"At midnight there was lots of light from the sunset," says photographer Frank Olsen. "And just an hour after this, the sunrise made the the horizon quite bright. These are probably our last auroras this season."
Famous last words? The combined effects of an incoming CME and a high speed solar wind stream could trigger one more display this week before the midnight sun takes over. Stay tuned for updates.
more images: from Sylvain Serre of Ivujivik, Nunavik, Quebec, Canada; from Yuichi Takasaka of Prelude Lake, Northwest Territories, Canada; from Göran Strand of Rörvattnet, Sweden
ANTARCTIC MOON HALO: In the icy lands around the south pole, ordinary things take on an exotic quality. Count moon haloes among them.

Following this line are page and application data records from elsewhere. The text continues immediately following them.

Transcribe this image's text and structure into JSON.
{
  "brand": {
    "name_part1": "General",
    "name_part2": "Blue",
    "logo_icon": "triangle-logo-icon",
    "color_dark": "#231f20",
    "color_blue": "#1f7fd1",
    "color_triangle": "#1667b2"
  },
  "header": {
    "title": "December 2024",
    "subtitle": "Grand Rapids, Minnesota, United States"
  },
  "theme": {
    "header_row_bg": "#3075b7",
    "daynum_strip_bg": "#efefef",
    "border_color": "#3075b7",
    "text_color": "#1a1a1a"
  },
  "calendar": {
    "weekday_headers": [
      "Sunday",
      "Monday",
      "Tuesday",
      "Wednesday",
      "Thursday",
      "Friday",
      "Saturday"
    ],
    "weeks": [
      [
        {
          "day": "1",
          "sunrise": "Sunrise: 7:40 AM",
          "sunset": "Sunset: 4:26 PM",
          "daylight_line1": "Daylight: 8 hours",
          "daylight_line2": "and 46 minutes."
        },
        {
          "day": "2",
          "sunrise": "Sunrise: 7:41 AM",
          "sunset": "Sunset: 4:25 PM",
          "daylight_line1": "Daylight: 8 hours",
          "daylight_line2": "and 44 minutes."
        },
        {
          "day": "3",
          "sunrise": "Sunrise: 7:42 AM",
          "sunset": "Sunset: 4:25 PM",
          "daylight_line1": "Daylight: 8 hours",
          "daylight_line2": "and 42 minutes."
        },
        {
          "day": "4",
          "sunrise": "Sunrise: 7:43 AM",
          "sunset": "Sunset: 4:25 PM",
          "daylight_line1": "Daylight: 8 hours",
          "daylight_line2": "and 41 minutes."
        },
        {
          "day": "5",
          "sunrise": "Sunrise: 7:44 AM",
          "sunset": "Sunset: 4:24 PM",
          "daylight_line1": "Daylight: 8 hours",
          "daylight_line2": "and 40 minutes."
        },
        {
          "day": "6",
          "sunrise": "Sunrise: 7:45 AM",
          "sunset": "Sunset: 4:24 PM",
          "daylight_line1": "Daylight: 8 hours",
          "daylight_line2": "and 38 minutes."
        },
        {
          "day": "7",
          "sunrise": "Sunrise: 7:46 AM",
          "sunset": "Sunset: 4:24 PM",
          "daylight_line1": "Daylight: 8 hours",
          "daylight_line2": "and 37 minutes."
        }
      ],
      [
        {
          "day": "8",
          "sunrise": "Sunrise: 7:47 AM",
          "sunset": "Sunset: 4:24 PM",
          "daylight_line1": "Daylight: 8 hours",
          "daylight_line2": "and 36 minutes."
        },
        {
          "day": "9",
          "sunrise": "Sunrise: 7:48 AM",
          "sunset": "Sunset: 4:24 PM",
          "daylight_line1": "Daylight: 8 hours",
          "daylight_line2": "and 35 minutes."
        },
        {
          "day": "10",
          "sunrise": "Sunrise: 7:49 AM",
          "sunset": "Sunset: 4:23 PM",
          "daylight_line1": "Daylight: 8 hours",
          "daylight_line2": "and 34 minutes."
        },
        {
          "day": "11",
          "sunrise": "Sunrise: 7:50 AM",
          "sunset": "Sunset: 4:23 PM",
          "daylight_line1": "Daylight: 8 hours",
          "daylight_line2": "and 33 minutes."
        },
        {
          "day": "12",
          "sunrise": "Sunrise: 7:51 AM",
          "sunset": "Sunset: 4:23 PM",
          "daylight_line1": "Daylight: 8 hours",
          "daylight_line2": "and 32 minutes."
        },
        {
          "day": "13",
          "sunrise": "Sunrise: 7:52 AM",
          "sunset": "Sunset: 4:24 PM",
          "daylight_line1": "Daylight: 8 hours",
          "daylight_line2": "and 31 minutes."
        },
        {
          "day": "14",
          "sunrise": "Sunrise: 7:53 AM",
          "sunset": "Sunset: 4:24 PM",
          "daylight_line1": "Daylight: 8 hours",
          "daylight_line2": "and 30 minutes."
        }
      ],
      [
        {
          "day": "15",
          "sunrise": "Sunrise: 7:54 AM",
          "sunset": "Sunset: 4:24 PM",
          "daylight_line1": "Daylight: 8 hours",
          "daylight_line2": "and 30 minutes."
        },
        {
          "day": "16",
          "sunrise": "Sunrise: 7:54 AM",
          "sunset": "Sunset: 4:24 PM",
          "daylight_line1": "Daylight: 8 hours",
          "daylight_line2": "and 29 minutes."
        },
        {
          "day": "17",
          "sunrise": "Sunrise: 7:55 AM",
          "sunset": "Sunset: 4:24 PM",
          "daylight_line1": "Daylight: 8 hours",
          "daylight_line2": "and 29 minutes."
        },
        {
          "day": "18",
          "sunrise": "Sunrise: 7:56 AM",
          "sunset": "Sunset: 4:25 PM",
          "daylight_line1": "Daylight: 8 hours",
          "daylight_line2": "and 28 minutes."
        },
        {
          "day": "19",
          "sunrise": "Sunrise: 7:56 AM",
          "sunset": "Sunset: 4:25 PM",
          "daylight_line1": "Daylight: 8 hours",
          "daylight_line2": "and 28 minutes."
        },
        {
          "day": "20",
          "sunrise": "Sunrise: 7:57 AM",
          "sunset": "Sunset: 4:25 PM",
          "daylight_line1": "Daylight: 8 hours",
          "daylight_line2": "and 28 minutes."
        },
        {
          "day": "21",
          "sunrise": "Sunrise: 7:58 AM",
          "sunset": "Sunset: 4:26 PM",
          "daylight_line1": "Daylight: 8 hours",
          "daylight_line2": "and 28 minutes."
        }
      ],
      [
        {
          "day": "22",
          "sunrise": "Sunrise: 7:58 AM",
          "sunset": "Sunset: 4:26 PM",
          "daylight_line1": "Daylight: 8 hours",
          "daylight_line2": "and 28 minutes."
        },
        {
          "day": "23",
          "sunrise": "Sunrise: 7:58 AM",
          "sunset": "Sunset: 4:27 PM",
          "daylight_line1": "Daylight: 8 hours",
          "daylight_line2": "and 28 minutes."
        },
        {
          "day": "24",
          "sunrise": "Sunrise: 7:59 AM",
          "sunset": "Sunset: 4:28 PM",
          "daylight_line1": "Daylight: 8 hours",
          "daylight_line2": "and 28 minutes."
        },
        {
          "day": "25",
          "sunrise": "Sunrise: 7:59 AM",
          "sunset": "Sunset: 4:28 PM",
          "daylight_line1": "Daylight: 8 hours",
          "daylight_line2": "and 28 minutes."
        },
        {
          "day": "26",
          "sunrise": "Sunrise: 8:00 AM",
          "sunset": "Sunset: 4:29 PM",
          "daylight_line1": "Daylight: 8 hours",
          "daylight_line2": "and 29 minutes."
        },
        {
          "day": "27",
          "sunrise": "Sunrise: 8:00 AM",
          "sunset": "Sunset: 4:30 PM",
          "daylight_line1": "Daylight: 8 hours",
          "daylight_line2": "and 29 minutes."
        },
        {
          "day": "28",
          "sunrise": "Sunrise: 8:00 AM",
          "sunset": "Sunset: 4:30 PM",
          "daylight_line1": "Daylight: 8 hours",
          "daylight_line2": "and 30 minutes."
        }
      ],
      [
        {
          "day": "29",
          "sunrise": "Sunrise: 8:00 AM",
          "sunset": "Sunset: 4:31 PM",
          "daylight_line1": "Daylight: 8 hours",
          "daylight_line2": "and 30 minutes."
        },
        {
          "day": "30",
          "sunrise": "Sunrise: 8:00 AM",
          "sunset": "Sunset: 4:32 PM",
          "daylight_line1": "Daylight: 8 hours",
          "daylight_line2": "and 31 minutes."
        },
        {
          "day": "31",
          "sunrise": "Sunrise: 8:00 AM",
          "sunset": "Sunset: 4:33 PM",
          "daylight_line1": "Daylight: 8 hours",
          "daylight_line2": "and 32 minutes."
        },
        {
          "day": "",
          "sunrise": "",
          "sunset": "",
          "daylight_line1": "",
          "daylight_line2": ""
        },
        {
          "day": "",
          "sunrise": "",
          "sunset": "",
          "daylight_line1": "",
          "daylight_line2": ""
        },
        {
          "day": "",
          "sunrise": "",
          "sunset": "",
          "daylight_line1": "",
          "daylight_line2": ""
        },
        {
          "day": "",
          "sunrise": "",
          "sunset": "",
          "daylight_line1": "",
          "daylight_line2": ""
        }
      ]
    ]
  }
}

On April 5th, Sam Burrell photographed this specimen rising above the Brunt Ice Shelf in Antarctica:
"Around midnight, the air on the Brunt Ice Shelf the air was filled with diamond dust," says Burrell. "As the moon rose, we caught this show."
Diamond dust is the atmospheric optics term for tiny, jewel-like crystals of ice. They form on cold days in the air near ground level. When they catch the rays of the low-hanging sun or moon, the results can be spectacular. "In this single display, we could see a moon halo, moondogs, and hints of a moon pillar," says Burrell.
You don't have to go to Antarctica, however, to see ice halos. Browse the links for more examples: from Ivo Dinsbergs of Riga, Latvia; from Mohamad Soltanolkotabi of Cameron high lands, Perak, Malaysia; from Pamm Reynolds of Deming, New Mexico; from Phil Loarie of Berkeley, California; from Grover Schrayer of Pittsburgh, Pennsylvania;